"The same exact information that would solve a murder, catch a rapist, or prevent a mass shooting is now stored in that device."
Galati said that the NYPD seized 67 Apple devices between last October and March in 44 criminal investigations, including 10 homicides, two rapes and the shooting of two police officers.
"In every case, we have the 'file cabinet,' as it were, and the legal authority to open it, but we lack the technical ability to do so because encryption protects the contents of those 67 Apple devices," Galati said.
For years, even as computer technology took off, encryption remained difficult to use, and mostly remained in the hands of cryptographers and government agencies. Relaxed export controls in the early 2000s and advances in technology have made encryption a protection that is increasingly taken for granted, as people buy updated iPhones and use messaging services like WhatsApp that have built-in encryption to manage who can access data.
The debate gained new life after the FBI sought a court order in February to compel Apple to bypass security features on an iPhone 5C used by San Bernardino shooter Farook, who along with his wife killed 14 people in December.
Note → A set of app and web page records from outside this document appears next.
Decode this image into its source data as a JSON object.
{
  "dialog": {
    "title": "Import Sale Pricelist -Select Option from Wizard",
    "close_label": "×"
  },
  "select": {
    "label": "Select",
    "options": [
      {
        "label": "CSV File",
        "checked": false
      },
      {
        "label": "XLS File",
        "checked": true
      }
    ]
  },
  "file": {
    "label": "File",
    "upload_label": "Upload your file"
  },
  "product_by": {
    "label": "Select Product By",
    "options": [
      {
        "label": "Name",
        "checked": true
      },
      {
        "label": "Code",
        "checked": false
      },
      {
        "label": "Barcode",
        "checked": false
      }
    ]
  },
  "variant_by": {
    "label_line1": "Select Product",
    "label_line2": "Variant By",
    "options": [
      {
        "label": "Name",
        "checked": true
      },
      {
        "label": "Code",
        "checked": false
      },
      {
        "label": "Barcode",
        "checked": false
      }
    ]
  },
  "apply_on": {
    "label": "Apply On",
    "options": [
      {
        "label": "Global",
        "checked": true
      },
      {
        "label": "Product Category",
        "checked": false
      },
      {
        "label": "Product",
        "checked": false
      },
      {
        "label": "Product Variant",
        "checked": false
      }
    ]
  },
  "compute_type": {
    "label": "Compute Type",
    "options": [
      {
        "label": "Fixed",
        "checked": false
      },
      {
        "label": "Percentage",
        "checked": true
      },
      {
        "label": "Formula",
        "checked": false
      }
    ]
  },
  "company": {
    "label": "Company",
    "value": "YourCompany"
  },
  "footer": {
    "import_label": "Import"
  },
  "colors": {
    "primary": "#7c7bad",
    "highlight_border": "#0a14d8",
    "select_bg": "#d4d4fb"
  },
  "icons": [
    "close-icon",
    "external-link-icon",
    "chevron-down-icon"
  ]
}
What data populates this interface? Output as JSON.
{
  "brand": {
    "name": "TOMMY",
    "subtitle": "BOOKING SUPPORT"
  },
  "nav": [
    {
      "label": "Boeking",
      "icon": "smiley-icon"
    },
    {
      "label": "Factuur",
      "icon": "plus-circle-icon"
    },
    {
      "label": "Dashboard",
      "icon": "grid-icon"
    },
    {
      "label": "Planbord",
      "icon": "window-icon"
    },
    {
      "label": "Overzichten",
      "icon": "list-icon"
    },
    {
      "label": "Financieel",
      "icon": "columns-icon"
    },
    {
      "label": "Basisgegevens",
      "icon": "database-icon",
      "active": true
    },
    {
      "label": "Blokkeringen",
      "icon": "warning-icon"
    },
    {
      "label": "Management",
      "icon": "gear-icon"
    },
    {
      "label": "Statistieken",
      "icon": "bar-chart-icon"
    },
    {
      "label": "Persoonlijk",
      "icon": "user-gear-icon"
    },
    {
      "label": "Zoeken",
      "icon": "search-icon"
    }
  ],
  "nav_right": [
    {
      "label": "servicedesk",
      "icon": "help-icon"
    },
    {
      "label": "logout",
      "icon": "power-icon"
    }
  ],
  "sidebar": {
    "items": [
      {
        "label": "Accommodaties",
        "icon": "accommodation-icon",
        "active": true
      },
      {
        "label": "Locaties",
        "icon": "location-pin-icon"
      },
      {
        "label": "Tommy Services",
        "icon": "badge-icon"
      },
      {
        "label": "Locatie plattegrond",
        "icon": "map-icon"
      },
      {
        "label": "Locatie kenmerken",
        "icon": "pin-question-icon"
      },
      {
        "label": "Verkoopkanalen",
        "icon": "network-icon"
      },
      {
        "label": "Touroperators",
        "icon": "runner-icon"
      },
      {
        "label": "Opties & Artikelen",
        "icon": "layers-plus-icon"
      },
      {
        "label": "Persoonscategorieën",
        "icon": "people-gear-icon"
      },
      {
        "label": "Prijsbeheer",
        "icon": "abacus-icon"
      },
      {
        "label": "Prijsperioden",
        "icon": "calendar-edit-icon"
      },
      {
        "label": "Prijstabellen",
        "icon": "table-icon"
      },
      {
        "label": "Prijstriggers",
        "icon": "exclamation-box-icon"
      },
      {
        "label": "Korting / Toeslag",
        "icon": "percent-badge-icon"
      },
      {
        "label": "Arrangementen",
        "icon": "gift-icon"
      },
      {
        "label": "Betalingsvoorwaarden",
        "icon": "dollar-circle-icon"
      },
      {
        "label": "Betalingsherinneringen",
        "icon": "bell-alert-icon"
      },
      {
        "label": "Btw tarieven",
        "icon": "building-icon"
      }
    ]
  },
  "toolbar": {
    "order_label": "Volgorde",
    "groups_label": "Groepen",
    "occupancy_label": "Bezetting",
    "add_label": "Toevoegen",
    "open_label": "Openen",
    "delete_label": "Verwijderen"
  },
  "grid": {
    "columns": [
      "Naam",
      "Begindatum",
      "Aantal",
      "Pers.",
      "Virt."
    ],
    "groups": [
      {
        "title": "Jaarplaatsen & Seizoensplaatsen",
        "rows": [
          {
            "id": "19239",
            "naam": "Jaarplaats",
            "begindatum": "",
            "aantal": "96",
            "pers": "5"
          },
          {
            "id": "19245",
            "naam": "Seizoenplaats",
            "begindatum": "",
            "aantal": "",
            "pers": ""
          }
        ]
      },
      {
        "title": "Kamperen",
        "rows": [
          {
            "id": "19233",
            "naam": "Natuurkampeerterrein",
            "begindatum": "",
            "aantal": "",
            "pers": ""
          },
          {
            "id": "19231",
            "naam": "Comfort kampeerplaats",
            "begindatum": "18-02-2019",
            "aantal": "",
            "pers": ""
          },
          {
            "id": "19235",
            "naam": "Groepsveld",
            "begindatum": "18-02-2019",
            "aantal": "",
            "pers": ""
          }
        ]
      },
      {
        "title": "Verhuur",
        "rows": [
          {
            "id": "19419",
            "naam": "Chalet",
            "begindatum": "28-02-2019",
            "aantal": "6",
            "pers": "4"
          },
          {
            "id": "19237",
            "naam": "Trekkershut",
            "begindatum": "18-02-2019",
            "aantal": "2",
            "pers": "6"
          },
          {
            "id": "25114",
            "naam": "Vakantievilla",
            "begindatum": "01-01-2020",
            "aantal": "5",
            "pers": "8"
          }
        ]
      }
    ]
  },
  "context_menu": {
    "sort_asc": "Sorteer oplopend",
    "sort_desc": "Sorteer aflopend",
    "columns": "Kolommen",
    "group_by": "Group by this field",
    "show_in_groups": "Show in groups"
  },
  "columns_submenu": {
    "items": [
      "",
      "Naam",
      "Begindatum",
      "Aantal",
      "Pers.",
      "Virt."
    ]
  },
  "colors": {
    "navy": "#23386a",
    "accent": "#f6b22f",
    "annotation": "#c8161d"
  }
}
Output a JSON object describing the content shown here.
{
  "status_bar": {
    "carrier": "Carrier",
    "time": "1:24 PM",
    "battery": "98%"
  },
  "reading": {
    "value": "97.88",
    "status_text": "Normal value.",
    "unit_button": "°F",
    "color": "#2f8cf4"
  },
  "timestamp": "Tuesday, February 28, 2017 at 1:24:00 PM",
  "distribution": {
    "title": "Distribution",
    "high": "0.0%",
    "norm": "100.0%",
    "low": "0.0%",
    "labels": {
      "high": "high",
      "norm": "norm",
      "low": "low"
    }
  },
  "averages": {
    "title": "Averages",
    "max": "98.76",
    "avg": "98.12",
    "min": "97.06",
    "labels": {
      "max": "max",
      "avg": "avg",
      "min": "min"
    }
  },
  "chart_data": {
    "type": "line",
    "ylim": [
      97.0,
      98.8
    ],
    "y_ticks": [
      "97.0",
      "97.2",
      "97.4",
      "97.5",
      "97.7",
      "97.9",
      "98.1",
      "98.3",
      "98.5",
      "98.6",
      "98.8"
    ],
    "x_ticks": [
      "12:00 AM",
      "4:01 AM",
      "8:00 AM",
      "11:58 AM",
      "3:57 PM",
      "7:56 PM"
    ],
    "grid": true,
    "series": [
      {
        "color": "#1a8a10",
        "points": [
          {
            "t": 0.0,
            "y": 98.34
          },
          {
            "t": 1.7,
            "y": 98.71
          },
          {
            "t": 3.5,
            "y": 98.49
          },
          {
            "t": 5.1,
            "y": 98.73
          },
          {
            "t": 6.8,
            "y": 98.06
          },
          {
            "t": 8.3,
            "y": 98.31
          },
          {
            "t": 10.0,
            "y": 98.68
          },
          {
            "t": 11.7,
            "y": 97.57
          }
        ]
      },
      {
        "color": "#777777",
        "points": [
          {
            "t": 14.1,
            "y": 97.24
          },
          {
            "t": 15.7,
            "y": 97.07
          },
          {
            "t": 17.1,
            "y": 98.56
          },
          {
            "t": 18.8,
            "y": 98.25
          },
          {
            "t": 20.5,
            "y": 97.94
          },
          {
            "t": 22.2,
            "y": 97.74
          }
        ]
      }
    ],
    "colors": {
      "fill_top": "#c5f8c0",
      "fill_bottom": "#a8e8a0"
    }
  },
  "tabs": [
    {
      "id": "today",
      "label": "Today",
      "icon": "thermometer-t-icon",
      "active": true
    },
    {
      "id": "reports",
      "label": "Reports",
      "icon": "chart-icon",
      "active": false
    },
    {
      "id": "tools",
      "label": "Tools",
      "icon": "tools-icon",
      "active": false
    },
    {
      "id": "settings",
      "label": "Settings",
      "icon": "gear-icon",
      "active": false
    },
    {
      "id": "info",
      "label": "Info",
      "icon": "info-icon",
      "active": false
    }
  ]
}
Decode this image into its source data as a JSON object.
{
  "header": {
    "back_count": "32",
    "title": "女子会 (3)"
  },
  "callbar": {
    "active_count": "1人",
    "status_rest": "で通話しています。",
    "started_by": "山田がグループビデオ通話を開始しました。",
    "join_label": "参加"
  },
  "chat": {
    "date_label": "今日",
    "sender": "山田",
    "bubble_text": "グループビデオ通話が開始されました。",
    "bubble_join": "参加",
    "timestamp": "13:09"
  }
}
Apple resisted the order, and the government ultimately dropped the case, saying that it had bought a product from a third party that helped it get data off the device.